== Segment start ==

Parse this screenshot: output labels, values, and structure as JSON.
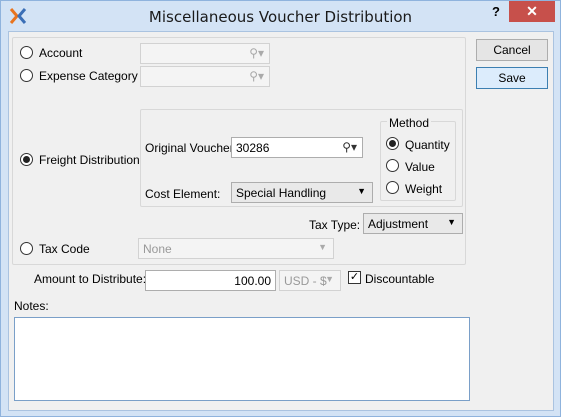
{
  "window": {
    "title": "Miscellaneous Voucher Distribution",
    "help_label": "?",
    "close_label": "✕"
  },
  "distribution_type": {
    "account_label": "Account",
    "expense_category_label": "Expense Category",
    "freight_distribution_label": "Freight Distribution",
    "tax_code_label": "Tax Code",
    "selected": "Freight Distribution"
  },
  "freight": {
    "original_voucher_label": "Original Voucher:",
    "original_voucher_value": "30286",
    "cost_element_label": "Cost Element:",
    "cost_element_value": "Special Handling",
    "method": {
      "title": "Method",
      "quantity_label": "Quantity",
      "value_label": "Value",
      "weight_label": "Weight",
      "selected": "Quantity"
    }
  },
  "tax_type": {
    "label": "Tax Type:",
    "value": "Adjustment"
  },
  "tax_code": {
    "value": "None"
  },
  "amount": {
    "label": "Amount to Distribute:",
    "value": "100.00",
    "currency": "USD - $",
    "discountable_label": "Discountable",
    "discountable_checked": true
  },
  "notes": {
    "label": "Notes:",
    "value": ""
  },
  "buttons": {
    "cancel_label": "Cancel",
    "save_label": "Save"
  },
  "icons": {
    "app": "xtuple-x-icon",
    "search": "search-magnifier-icon",
    "dropdown": "chevron-down-icon"
  },
  "colors": {
    "title_bar": "#d3e3f5",
    "close_button": "#c7504b",
    "app_icon_orange": "#e8741e",
    "app_icon_blue": "#3b6fb6"
  }
}
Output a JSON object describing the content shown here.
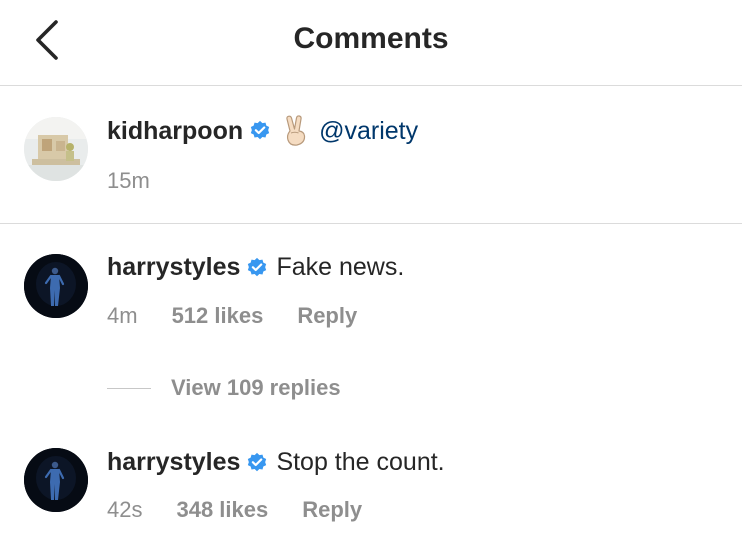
{
  "header": {
    "title": "Comments",
    "back_icon": "chevron-left-icon"
  },
  "caption": {
    "username": "kidharpoon",
    "verified": true,
    "emoji": "victory-hand",
    "mention": "@variety",
    "time": "15m"
  },
  "comments": [
    {
      "username": "harrystyles",
      "verified": true,
      "text": "Fake news.",
      "time": "4m",
      "likes": "512 likes",
      "reply_label": "Reply",
      "view_replies": "View 109 replies"
    },
    {
      "username": "harrystyles",
      "verified": true,
      "text": "Stop the count.",
      "time": "42s",
      "likes": "348 likes",
      "reply_label": "Reply"
    }
  ],
  "colors": {
    "verified_blue": "#3897f0",
    "mention": "#00376b",
    "meta_gray": "#8e8e8e",
    "divider": "#dbdbdb"
  }
}
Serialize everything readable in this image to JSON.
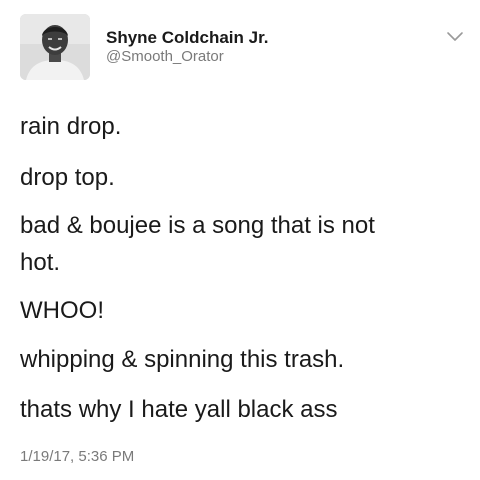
{
  "author": {
    "display_name": "Shyne Coldchain Jr.",
    "handle": "@Smooth_Orator"
  },
  "header_icons": {
    "avatar": "avatar-photo",
    "menu": "chevron-down-icon"
  },
  "tweet": {
    "lines": [
      "rain drop.",
      "drop top.",
      "bad & boujee is a song that is not",
      "hot.",
      "WHOO!",
      "whipping & spinning this trash.",
      "thats why I hate yall black ass"
    ],
    "timestamp": "1/19/17, 5:36 PM"
  },
  "colors": {
    "text": "#1a1a1a",
    "secondary_text": "#7a7a7a",
    "background": "#ffffff"
  }
}
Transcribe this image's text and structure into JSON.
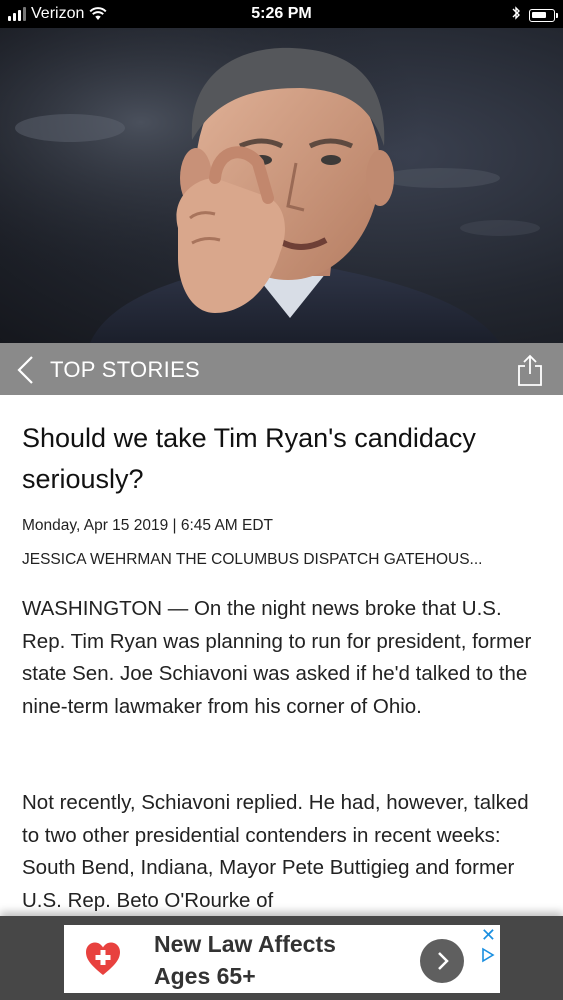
{
  "status_bar": {
    "carrier": "Verizon",
    "time": "5:26 PM"
  },
  "hero": {
    "description": "photo-of-speaker"
  },
  "nav": {
    "section_title": "TOP STORIES"
  },
  "article": {
    "headline": "Should we take Tim Ryan's candidacy seriously?",
    "dateline": "Monday, Apr 15 2019 | 6:45 AM EDT",
    "byline": "JESSICA WEHRMAN THE COLUMBUS DISPATCH GATEHOUS...",
    "paragraphs": [
      "WASHINGTON — On the night news broke that U.S. Rep. Tim Ryan was planning to run for president, former state Sen. Joe Schiavoni was asked if he'd talked to the nine-term lawmaker from his corner of Ohio.",
      "Not recently, Schiavoni replied. He had, however, talked to two other presidential contenders in recent weeks: South Bend, Indiana, Mayor Pete Buttigieg and former U.S. Rep. Beto O'Rourke of"
    ]
  },
  "ad": {
    "line1": "New Law Affects",
    "line2": "Ages 65+",
    "close_label": "✕"
  },
  "colors": {
    "nav_bar": "#8a8a8a",
    "ad_background": "#474747",
    "ad_icon_red": "#e8413e",
    "adchoice_blue": "#1a8fe0"
  }
}
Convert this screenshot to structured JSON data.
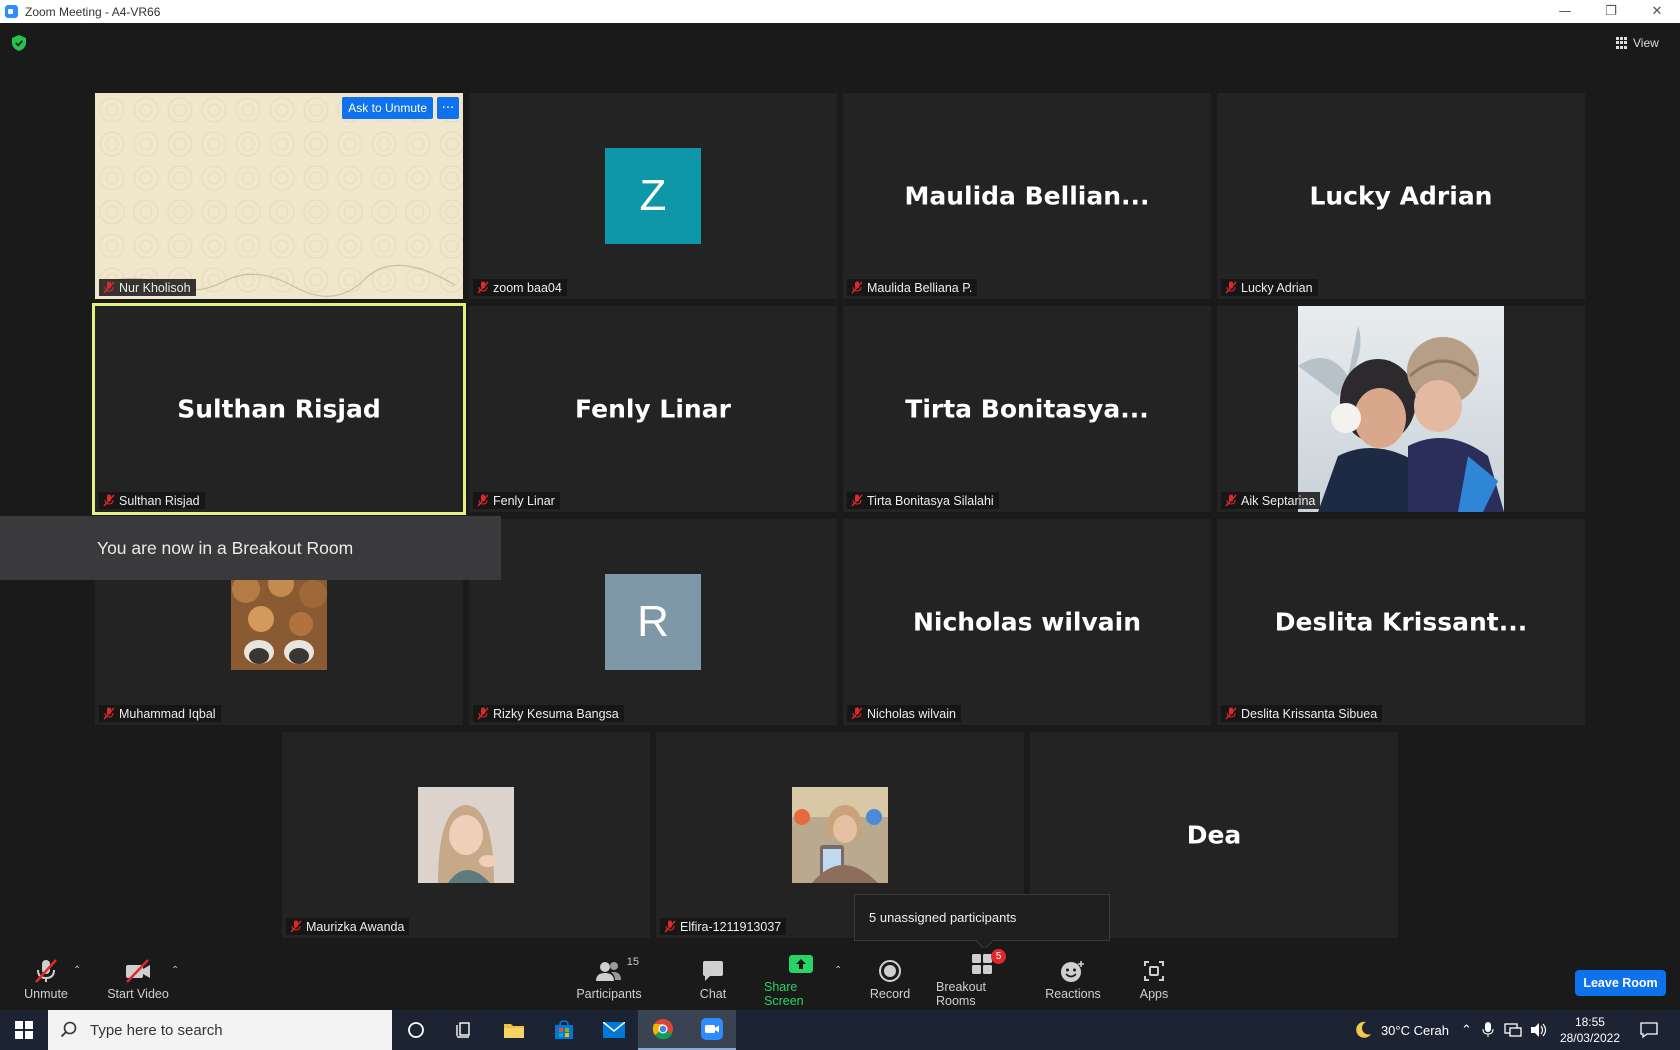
{
  "window": {
    "title": "Zoom Meeting - A4-VR66"
  },
  "topbar": {
    "view_label": "View"
  },
  "tiles": [
    {
      "id": "nur",
      "tag": "Nur Kholisoh",
      "ask_unmute": "Ask to Unmute",
      "more": "···"
    },
    {
      "id": "zoom",
      "tag": "zoom baa04",
      "letter": "Z",
      "color": "#0e97a8"
    },
    {
      "id": "maulida",
      "tag": "Maulida Belliana P.",
      "display": "Maulida  Bellian..."
    },
    {
      "id": "lucky",
      "tag": "Lucky Adrian",
      "display": "Lucky Adrian"
    },
    {
      "id": "sulthan",
      "tag": "Sulthan Risjad",
      "display": "Sulthan Risjad"
    },
    {
      "id": "fenly",
      "tag": "Fenly Linar",
      "display": "Fenly Linar"
    },
    {
      "id": "tirta",
      "tag": "Tirta Bonitasya Silalahi",
      "display": "Tirta  Bonitasya..."
    },
    {
      "id": "aik",
      "tag": "Aik Septarina"
    },
    {
      "id": "muhammad",
      "tag": "Muhammad Iqbal"
    },
    {
      "id": "rizky",
      "tag": "Rizky Kesuma Bangsa",
      "letter": "R",
      "color": "#7f98a8"
    },
    {
      "id": "nicholas",
      "tag": "Nicholas wilvain",
      "display": "Nicholas wilvain"
    },
    {
      "id": "deslita",
      "tag": "Deslita Krissanta Sibuea",
      "display": "Deslita  Krissant..."
    },
    {
      "id": "maurizka",
      "tag": "Maurizka Awanda"
    },
    {
      "id": "elfira",
      "tag": "Elfira-1211913037"
    },
    {
      "id": "dea",
      "display": "Dea"
    }
  ],
  "toast": {
    "text": "You are now in a Breakout Room"
  },
  "tooltip": {
    "text": "5 unassigned participants"
  },
  "toolbar": {
    "unmute": "Unmute",
    "start_video": "Start Video",
    "participants": "Participants",
    "participants_count": "15",
    "chat": "Chat",
    "share_screen": "Share Screen",
    "record": "Record",
    "breakout_rooms": "Breakout Rooms",
    "breakout_badge": "5",
    "reactions": "Reactions",
    "apps": "Apps",
    "leave_room": "Leave Room"
  },
  "taskbar": {
    "search_placeholder": "Type here to search",
    "weather": "30°C  Cerah",
    "time": "18:55",
    "date": "28/03/2022"
  },
  "colors": {
    "accent": "#0e72ed",
    "share_green": "#29d365",
    "active_speaker": "#e6f07e",
    "badge_red": "#e02828"
  }
}
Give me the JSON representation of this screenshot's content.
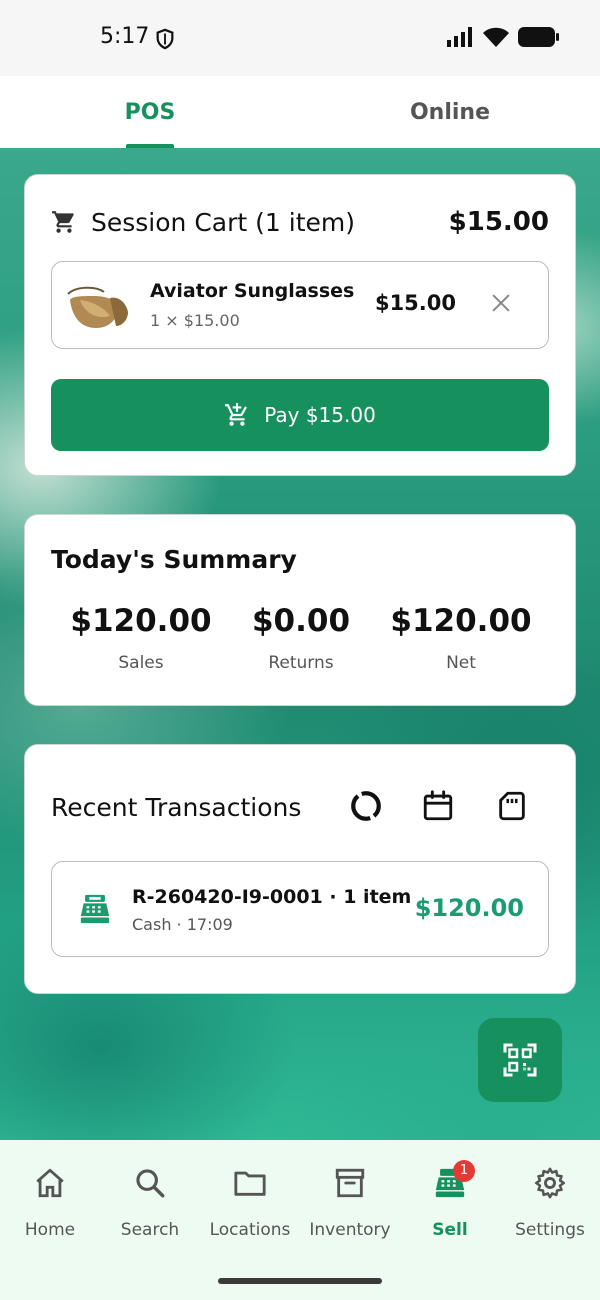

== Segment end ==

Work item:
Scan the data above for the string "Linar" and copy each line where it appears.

Exercise result:
      "tag": "Fenly Linar",
      "display": "Fenly Linar"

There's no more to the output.